Thus far, the Revolutionary Guard have not been called out in full force to drown the revolt in blood. Although Ayatollah Khamenei has made it clear that continued demonstrations will be severely dealt with, he is trying to avoid at all cost a massive bloody crackdown on the opposition. However, should the reformers challenge to Ayatollah Khamenei’s rule continue to grow, the Revolutionary Guard will be confronted with a tricky dilemma; whether to crush the opposition by brute force or seek out another member of the clerical establishment to replace Khamenei. While their loyalty is to Ayatollah Khamenei, their larger interest is to maintain their own power, with or without him.

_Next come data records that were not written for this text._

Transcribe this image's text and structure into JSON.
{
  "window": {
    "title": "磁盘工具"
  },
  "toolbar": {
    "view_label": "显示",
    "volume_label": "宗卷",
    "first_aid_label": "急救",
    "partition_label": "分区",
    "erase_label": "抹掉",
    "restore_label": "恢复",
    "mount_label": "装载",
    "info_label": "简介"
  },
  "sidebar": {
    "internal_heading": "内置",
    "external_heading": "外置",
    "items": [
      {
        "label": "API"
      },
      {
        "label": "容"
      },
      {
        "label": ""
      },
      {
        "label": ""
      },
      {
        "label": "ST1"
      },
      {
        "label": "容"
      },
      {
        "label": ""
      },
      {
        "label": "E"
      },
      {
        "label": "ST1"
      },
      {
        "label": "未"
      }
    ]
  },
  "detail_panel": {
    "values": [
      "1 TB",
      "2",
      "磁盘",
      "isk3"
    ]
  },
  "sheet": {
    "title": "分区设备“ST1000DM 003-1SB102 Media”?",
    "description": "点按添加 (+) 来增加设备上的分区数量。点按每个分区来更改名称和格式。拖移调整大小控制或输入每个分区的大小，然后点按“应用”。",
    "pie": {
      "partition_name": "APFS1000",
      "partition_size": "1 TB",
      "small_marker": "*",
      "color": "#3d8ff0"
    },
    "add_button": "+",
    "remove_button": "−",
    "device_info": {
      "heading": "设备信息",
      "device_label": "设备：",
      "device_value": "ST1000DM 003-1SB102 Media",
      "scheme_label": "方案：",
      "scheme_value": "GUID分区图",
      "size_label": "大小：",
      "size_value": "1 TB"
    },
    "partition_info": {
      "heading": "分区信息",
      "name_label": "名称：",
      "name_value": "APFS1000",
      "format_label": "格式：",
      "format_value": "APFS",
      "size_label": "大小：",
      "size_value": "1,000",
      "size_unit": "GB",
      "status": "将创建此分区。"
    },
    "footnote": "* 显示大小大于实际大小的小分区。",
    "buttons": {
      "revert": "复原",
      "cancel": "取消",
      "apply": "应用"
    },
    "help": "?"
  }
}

The situation in Iran has grown increasingly fluid and the unfolding events are clearly headed toward a decisive showdown. The government’s press blackouts and attempts to shut down opposition websites, Facebook and Twitter have only been partially successful in blunting the opposition’s determination to change the face of Iran. What is clear is that Mousavi has thrown down the gauntlet to Supreme Leader Khamenei and the resistance is responding. Whether the opposition can grow fast enough and strong enough is the seminal question. Mousavi’s forces have the momentum and the bodies. Ayatollah Khamenei still maintains substantial if not deteriorating support. He also has preponderance of force and coercion on his side in the ranks of the Revolutionary Guard. Unless Mousavi’s opposition movement can sustain their momentum and expand their ranks to include the middle class, merchants, workers and the support of the moderate-conservative clerics led by Rafsanjani, Iran’s Velvet Revolution is likely to be soaked in blood.